WHAT TO WORK ON
Copy everything in the listing below word for word, apart from any images.

INFORMATION

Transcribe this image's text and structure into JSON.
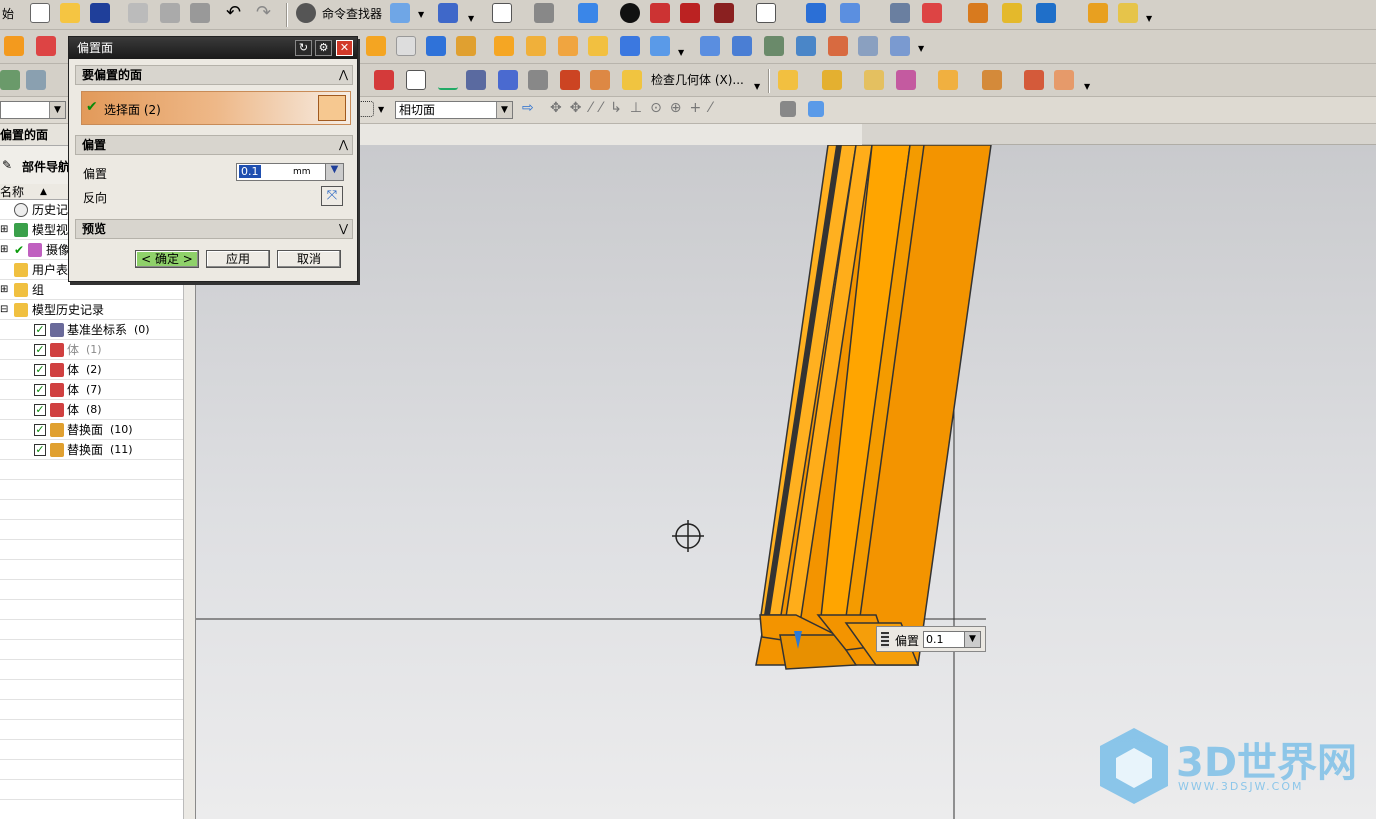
{
  "toolbar": {
    "start_label": "始",
    "command_finder": "命令查找器",
    "check_geometry": "检查几何体 (X)...",
    "filter_value": "相切面"
  },
  "navigator": {
    "panel_title": "偏置的面",
    "part_navigator": "部件导航",
    "name_column": "名称",
    "items": [
      {
        "label": "历史记"
      },
      {
        "label": "模型视"
      },
      {
        "label": "摄像"
      },
      {
        "label": "用户表"
      },
      {
        "label": "组"
      },
      {
        "label": "模型历史记录"
      }
    ],
    "history": [
      {
        "label": "基准坐标系",
        "tag": "(0)",
        "dim": false
      },
      {
        "label": "体",
        "tag": "(1)",
        "dim": true
      },
      {
        "label": "体",
        "tag": "(2)",
        "dim": false
      },
      {
        "label": "体",
        "tag": "(7)",
        "dim": false
      },
      {
        "label": "体",
        "tag": "(8)",
        "dim": false
      },
      {
        "label": "替换面",
        "tag": "(10)",
        "dim": false
      },
      {
        "label": "替换面",
        "tag": "(11)",
        "dim": false
      }
    ]
  },
  "dialog": {
    "title": "偏置面",
    "section_faces": "要偏置的面",
    "select_faces": "选择面 (2)",
    "section_offset": "偏置",
    "offset_label": "偏置",
    "offset_value": "0.1",
    "offset_unit": "mm",
    "reverse_label": "反向",
    "section_preview": "预览",
    "ok_label": "< 确定 >",
    "apply_label": "应用",
    "cancel_label": "取消"
  },
  "viewport": {
    "offset_tag_label": "偏置",
    "offset_tag_value": "0.1"
  },
  "watermark": {
    "brand": "3D世界网",
    "url": "WWW.3DSJW.COM"
  },
  "colors": {
    "model_orange": "#f39400",
    "model_light": "#ffb020",
    "accent_green": "#8fd16a"
  }
}
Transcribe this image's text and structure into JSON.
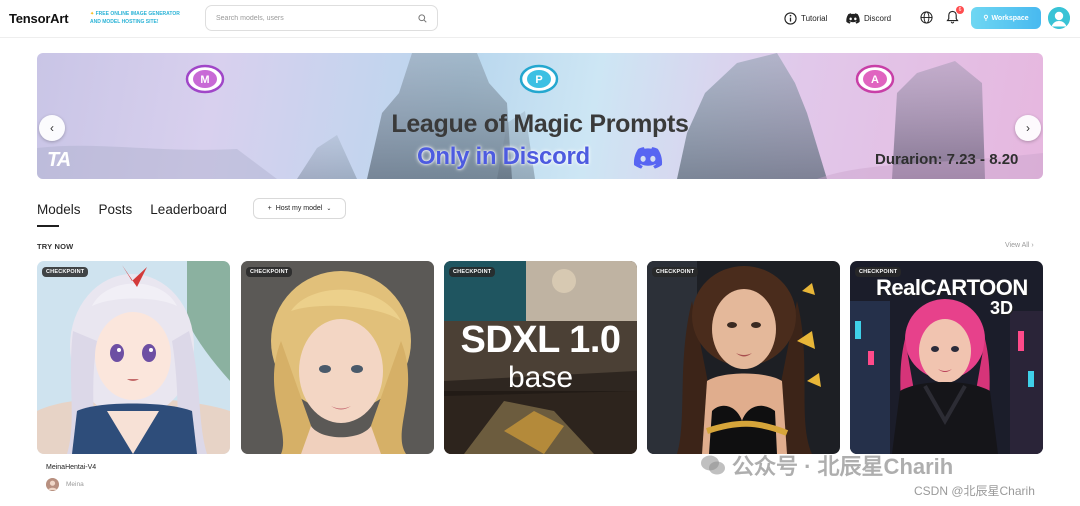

RESPONSE FOR THIS EXERCISE
Transcribe this image's text and structure into JSON.
{
  "toolbar": {
    "start_label": "始",
    "command_finder": "命令查找器",
    "check_geometry": "检查几何体 (X)...",
    "filter_value": "相切面"
  },
  "navigator": {
    "panel_title": "偏置的面",
    "part_navigator": "部件导航",
    "name_column": "名称",
    "items": [
      {
        "label": "历史记"
      },
      {
        "label": "模型视"
      },
      {
        "label": "摄像"
      },
      {
        "label": "用户表"
      },
      {
        "label": "组"
      },
      {
        "label": "模型历史记录"
      }
    ],
    "history": [
      {
        "label": "基准坐标系",
        "tag": "(0)",
        "dim": false
      },
      {
        "label": "体",
        "tag": "(1)",
        "dim": true
      },
      {
        "label": "体",
        "tag": "(2)",
        "dim": false
      },
      {
        "label": "体",
        "tag": "(7)",
        "dim": false
      },
      {
        "label": "体",
        "tag": "(8)",
        "dim": false
      },
      {
        "label": "替换面",
        "tag": "(10)",
        "dim": false
      },
      {
        "label": "替换面",
        "tag": "(11)",
        "dim": false
      }
    ]
  },
  "dialog": {
    "title": "偏置面",
    "section_faces": "要偏置的面",
    "select_faces": "选择面 (2)",
    "section_offset": "偏置",
    "offset_label": "偏置",
    "offset_value": "0.1",
    "offset_unit": "mm",
    "reverse_label": "反向",
    "section_preview": "预览",
    "ok_label": "< 确定 >",
    "apply_label": "应用",
    "cancel_label": "取消"
  },
  "viewport": {
    "offset_tag_label": "偏置",
    "offset_tag_value": "0.1"
  },
  "watermark": {
    "brand": "3D世界网",
    "url": "WWW.3DSJW.COM"
  },
  "colors": {
    "model_orange": "#f39400",
    "model_light": "#ffb020",
    "accent_green": "#8fd16a"
  }
}
Transcribe this image's text and structure into JSON.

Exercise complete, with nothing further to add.